PAINTING: Ashes by Jean-Michel Basquiat (1981).

NOTE FROM THE AUTHOR: The above recipe is for Chaos, a perennial problem in the Northeast, where the expression “spring cleaning” originates.


ABOUT THE AUTHOR: Joan McNerney’s poetry is found in many literary magazines, such as Seven Circle Press, Dinner with the Muse, Poet Warriors, Blueline, and Halcyon Days, as well as in four Bright Hills Press anthologies, several editions of the Poppy Road Review, and numerous Spectrum Publications. She has four Best of the Net nominations. Her latest title, The Muse In Miniature, is available on and

Norcross Front Door
by Cristina M. R. Norcross

Joy usually escapes our sunflower adorned doorway,
like the floating fragrance of
freshly baked bread.
Our door welcomes the new day,
the postman,
the morning breeze,
and the sound of red-winged blackbirds singing.
Now we are told not to come and go.
Our doors are meant to close out
the virus, the world, the air itself.
We wander in our cocooned state
with books and hot tea,
from room to room.
No longer free to roam the town
and sit on benches,
the closed door policy
feels as foreign as the germs
we are meant to block out.
My window to nature becomes
the back porch.
I let the sweetness of fresh air in
through the screened door.
Our cat inhales the ancient scent of trees,
the wondrous green grass,
and the smoky wafting of grills being fired up.
I sit facing the quiet expanse of the marshland—
welcoming nature.
The doorway to my mind is always open.

NOTE FROM THE AUTHOR: When I thought about doorways for this prompt, I imagined the way energy flows through my house. The relaxed, easy way sunshine kisses sunshine from the front door to the back door, off of the kitchen. Due to the current sheltering at home guidelines for COVID-19, I’ve noticed that I am even more careful about closing doors. Our backyard has become a haven for quiet contemplation. Thankful for these moments of fresh air and hearing nature’s music.


ABOUT THE AUTHOR: Cristina M. R. Norcross was the editor of the online poetry journal, Blue Heron Review (2013-2020) and is the author of eight poetry collections. Her latest book is Beauty in the Broken Places (Kelsay Books, 2019). Other recent collections include Amnesia and Awakenings (Local Gems Press, 2016) and Still Life Stories (Kelsay Books, 2016). Her poems have been published, or are forthcoming, in The Ekphrastic Review, Visual Verse, Red Cedar, Your Daily Poem, Right Hand Pointing, and Pirene’s Fountain, among others.  Her work also appears in numerous print anthologies.

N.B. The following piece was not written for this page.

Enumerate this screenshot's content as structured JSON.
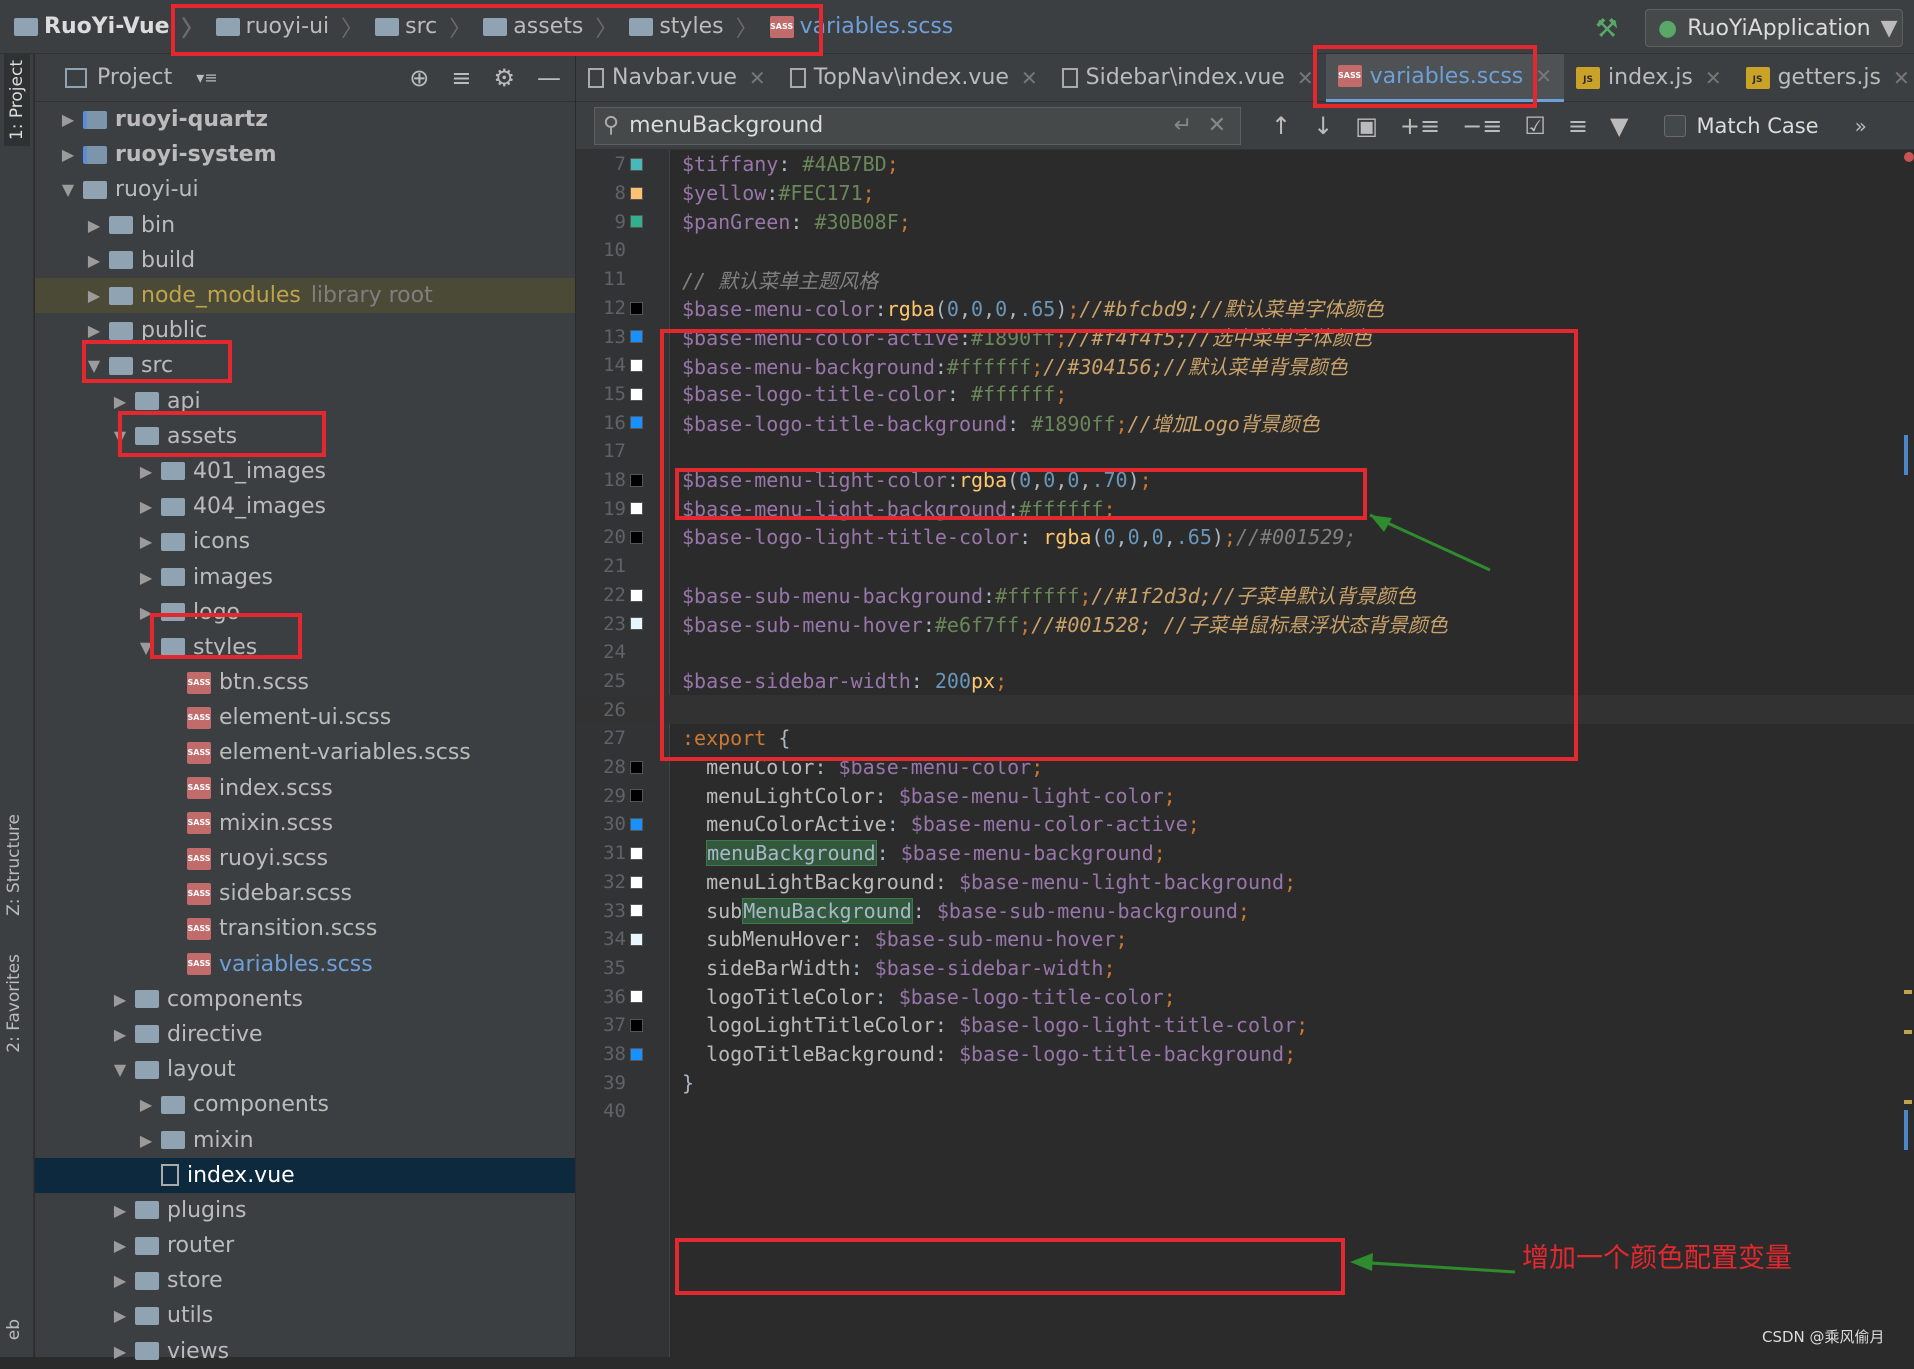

She is the co-founder of Random Acts of Poetry and Art Day (celebrated annually on Feb. 20th).  Visit her at

My future in DIY
by Steven Deutsch

I will be that guy.
I swear it.
The one that people call
when the whoosis is stuck
or when that whatchamacallit —
the one that’s been in the family
since before the big bang —
the one that used to start right up,
just lies there like the family cat.

I will be the one
to choose the proper saw
or awl or maul.
To distinguish wrenches from wenches
and know the proper hex
in English or in metric.

You will all be proud to know me —
to plead for me to place
my calibrated finger on the leaky pipe — just so
and stop the second sacred flood like that.
Someday, you will watch in awe
as I slip a stripped screw
from its sheath as simply
as I butter bread.
I will undo superglue!

Someday soon
I swear it,
I will be the one to strip the paint
from grandma’s rocker
with my right hand, while with my left
I stain the weathered fence
that surrounds Chicago.
I will be that guy on HGTV —
the one who smiles despite the two-ton tool belt,
the one that wears the John Deere cap
well-seasoned with his honest sweat and WD-40.
The one with the goofy grin of complete competence.

NOTE FROM THE AUTHOR: The poem was born out of our recent bathroom remodel and repair, which has taken just under 11 years and is nearing completion (I think).

ABOUT THE AUTHOR: Steven Deutsch, a semi-retired practitioner of fluid mechanics as applied to mechanical hearts and valves, lives a quiet life in State College, Pennsylvania, with his artist wife Karen.  He has published poetry and short fiction — most recently with Silver Birch Press.